a medication diary. In studies with a long-term safety follow-up period, several Linkt features can assist study staff in identifying and responding to potential adverse events. A button to report symptoms can be made persistently or intermittently available to participants in Linkt. Linkt geofencing can also be configured, such that study administrators receive an alert when participants’ phones enter a designated boundary, such as an area around a hospital.

oncology clinical trial management


Linkt easily integrates with sensors and wearables for safety and quality of life monitoring to proactively identify any drug- or disease-related changes in vitals, cardiac functioning or activity, for example.


Study data collected through the Linkt system can be downloaded from the Admin Panel by users with the right access. Study data can also be pushed directly into an electronic data capture (EDC) system through API integration. Alternatively, a Data Transfer Specification (DTS) document can be completed during Study-Start up when specific data formats are required (e.g., for FDA submissions). This document outlines the contents, frequency, recipients, and process of data transfers during the study.

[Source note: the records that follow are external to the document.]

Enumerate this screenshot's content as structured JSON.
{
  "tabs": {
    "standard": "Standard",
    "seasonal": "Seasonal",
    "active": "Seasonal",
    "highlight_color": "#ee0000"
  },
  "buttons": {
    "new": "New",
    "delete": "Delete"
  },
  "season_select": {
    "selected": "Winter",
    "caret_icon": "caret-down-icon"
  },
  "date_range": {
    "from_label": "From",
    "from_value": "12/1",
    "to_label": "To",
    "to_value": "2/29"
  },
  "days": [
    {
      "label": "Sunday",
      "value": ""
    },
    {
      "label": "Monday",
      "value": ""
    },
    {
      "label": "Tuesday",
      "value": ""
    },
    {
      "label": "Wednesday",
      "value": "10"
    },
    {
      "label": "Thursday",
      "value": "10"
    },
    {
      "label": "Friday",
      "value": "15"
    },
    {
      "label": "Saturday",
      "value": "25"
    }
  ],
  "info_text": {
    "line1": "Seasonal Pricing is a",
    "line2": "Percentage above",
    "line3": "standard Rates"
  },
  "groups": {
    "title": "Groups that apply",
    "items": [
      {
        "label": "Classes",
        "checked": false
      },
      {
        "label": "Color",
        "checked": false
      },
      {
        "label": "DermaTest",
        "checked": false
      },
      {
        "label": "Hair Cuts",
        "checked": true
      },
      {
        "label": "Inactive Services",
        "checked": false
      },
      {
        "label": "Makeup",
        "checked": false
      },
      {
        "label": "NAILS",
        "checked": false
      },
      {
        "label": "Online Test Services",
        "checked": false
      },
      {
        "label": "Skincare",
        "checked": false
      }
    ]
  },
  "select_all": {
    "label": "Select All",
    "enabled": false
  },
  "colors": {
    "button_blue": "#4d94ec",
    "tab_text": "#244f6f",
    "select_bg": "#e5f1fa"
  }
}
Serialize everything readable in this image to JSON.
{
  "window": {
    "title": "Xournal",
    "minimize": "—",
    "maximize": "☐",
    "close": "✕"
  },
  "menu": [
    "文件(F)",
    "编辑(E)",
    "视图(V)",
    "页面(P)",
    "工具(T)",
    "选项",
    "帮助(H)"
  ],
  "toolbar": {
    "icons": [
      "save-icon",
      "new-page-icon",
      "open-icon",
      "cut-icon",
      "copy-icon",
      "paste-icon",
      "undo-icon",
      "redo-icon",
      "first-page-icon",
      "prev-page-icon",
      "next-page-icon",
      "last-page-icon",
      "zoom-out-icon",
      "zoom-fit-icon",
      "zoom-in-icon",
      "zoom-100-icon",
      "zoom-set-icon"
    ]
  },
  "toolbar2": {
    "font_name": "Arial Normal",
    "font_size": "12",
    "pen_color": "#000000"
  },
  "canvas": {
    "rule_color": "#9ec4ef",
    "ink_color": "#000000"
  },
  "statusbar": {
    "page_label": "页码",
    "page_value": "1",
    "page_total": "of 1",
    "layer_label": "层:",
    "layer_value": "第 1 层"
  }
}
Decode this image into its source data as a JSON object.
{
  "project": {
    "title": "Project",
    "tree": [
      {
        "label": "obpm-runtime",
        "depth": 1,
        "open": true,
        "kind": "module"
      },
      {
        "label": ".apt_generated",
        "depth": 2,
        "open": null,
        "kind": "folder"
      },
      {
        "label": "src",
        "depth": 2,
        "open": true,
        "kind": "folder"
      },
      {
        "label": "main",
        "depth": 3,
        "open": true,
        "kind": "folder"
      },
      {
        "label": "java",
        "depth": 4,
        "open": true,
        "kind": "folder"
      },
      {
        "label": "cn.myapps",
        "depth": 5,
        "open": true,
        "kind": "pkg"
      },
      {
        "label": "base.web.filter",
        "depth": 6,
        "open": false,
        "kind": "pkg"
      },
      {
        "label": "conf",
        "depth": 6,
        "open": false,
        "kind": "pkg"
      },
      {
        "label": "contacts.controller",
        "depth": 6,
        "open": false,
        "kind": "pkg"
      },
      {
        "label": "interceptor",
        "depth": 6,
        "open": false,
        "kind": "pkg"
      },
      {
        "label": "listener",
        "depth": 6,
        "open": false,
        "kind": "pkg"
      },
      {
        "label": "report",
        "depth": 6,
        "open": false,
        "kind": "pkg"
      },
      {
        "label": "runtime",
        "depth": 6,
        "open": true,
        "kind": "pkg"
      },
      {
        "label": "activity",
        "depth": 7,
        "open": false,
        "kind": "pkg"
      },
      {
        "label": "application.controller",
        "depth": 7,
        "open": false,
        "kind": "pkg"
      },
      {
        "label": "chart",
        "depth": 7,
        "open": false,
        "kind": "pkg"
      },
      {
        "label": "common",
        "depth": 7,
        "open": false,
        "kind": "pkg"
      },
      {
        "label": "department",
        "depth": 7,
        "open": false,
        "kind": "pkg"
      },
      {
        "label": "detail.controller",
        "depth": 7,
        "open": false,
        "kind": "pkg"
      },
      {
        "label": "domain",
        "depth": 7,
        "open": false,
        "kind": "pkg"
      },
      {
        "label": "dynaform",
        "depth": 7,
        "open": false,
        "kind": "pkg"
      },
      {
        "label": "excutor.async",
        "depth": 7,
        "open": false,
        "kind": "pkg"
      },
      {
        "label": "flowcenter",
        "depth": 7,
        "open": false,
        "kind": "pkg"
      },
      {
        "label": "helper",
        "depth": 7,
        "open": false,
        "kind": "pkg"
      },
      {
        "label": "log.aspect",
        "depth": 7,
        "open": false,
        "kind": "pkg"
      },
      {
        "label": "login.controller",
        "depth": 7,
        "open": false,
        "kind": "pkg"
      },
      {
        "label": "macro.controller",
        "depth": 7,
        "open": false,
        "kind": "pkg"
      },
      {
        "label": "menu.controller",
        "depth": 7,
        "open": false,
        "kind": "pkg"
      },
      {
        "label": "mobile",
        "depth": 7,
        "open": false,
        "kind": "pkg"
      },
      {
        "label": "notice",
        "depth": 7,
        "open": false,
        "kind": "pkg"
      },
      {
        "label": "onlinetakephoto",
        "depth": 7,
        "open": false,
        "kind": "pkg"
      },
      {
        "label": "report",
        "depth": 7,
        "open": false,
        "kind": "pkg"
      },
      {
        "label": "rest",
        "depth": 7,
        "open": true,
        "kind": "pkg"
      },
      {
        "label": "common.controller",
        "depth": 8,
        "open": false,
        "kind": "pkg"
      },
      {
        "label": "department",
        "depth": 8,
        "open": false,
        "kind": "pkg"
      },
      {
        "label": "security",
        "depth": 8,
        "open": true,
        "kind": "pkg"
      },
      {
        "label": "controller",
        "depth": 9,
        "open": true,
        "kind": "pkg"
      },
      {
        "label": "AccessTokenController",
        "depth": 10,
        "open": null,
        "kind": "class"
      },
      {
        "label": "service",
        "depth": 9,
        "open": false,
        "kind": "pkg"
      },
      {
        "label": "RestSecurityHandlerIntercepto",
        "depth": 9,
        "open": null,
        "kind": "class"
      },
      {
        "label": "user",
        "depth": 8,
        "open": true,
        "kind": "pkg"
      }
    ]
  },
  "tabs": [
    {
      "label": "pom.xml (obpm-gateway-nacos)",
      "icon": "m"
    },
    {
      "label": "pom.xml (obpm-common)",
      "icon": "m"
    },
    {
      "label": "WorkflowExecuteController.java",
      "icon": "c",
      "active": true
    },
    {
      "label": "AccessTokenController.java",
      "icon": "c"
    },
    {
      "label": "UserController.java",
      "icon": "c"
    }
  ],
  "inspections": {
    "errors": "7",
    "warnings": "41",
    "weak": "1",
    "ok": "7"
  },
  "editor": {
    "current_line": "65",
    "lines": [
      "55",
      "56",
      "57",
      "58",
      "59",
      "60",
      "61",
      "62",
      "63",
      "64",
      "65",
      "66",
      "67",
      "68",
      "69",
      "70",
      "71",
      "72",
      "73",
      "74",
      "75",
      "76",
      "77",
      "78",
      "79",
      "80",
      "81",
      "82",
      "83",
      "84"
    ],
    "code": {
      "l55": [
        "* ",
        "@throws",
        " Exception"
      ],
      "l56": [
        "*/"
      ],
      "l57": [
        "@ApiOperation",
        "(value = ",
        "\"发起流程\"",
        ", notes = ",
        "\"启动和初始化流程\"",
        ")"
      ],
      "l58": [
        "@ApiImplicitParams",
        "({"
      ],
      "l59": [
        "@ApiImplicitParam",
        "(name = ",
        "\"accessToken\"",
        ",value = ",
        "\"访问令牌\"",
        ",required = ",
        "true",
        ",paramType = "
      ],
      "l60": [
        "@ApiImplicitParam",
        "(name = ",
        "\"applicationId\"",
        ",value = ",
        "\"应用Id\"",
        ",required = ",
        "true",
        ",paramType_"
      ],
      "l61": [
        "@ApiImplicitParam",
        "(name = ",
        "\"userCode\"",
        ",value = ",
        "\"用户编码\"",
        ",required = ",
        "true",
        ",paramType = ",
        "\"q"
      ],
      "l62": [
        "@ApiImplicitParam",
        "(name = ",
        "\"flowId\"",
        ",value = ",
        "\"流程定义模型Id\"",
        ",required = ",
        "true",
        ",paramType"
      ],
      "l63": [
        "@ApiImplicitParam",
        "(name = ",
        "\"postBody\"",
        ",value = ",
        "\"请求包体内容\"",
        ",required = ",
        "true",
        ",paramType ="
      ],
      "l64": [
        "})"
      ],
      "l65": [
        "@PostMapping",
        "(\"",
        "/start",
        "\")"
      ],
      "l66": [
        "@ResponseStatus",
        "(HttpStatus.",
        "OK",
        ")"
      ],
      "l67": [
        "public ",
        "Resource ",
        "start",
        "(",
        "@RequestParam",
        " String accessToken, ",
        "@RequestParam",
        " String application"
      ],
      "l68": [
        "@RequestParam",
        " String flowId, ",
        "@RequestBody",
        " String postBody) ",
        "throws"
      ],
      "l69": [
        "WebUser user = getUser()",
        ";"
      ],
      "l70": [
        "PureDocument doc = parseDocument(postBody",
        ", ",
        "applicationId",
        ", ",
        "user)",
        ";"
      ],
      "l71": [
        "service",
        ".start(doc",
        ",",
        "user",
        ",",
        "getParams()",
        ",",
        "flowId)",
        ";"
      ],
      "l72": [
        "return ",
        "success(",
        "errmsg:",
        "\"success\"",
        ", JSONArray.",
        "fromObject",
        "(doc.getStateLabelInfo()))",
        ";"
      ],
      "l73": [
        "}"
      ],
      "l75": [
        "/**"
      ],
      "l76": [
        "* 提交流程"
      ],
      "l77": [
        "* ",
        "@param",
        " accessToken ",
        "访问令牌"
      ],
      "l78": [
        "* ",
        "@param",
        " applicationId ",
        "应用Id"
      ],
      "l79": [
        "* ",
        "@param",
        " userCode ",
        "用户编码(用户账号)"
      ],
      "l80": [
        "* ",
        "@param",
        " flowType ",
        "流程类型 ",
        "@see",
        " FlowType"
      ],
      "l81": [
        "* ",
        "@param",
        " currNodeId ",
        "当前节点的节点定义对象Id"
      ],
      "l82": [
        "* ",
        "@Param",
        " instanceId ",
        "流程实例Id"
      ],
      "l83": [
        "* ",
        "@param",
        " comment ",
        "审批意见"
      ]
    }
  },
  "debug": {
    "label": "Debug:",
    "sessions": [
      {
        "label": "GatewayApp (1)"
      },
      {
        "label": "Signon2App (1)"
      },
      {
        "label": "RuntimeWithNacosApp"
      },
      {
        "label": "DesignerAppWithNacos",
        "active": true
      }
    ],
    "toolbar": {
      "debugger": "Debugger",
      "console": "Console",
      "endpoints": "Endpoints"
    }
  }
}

Advanced user behavior metrics beyond those available in the Admin Panel can also be provided and included as metrics transfers, upon request. All data and subsequent data corrections, as needed, as well as any metrics undergo a rigorous quality assurance review before transfer to sponsors.

Once the last patient last visit (LPLV) milestone is reached, and no data corrections remain to be processed, the study enters a Locked State for 60 days unless otherwise specified. In this period, all study participants are force logged out of Linkt, and collection of any passive data (e.g., step counting) is ceased.

During this period, study staff users retain read-only access to data in the Admin Panel, with the ability to download but not modify participant lists, consent forms, and participant data (e.g., survey answers, geofencing data). After 60 days, the study enters the 6-month Archival State, during which users can no longer log into the Admin Panel and the study is deleted from the Admin Panel. Data remain archived in AWS and can be retrieved on written request from the client. Following the Archival State, archived study data are deleted from AWS (except metadata, which will remain archived).


From study start-up to closeout, Datacubed Health offers a seamless, integrated platform through which study staff may monitor participant retention and compliance, deploy patient engagement materials, and collect participant data as needed. The participant-facing component, Linkt, is particularly well tolerated by older adults, and individuals in cancer treatment studies respond well to patient engagement materials delivered in this manner. Each step of the data transfer, correction, and archiving process is securely handled with the support of Datacubed Health scientists, to the ultimate end of maximizing patient retention, compliance and satisfaction while limiting operational costs and burdens.


  1. Nagini S. Breast Cancer: Current Molecular Therapeutic Targets and New Players. Anticancer Agents Med Chem. 2017;17(2): 152-163. doi:10.2174/1871520616666160502122724
  2. Yip C-H, Rhodes A. Estrogen and progesterone receptors in breast cancer. Future Oncol Lond Engl. 2014;10(14):2293-2301. doi:10.2217/fon.14.110
  3. Liu X-Y, Ma D, Xu X-E, et al. Genomic Landscape and Endocrine-Resistant Subgroup in Estrogen Receptor-Positive, Progesterone Receptor-Negative, and HER2-Negative Breast Cancer. Theranostics. 2018;8(22):6386-6399. doi:10.7150/thno.29164
  4. Mte P, S S, V G-J, et al. Patient engagement in research with older adults with cancer. Journal of geriatric oncology. doi:10.1016/j.jgo.2017.05.002
  5. K M, L S, S F, et al. Describing a Process for Creating a Patient Visible Quality Educational Display to Increase Patient Engagement in Radiation Oncology Throughout the Canadian Maritimes Provinces. Journal of cancer education : the official journal of the American Association for Cancer Education. doi:10.1007/s13187-018-1402-0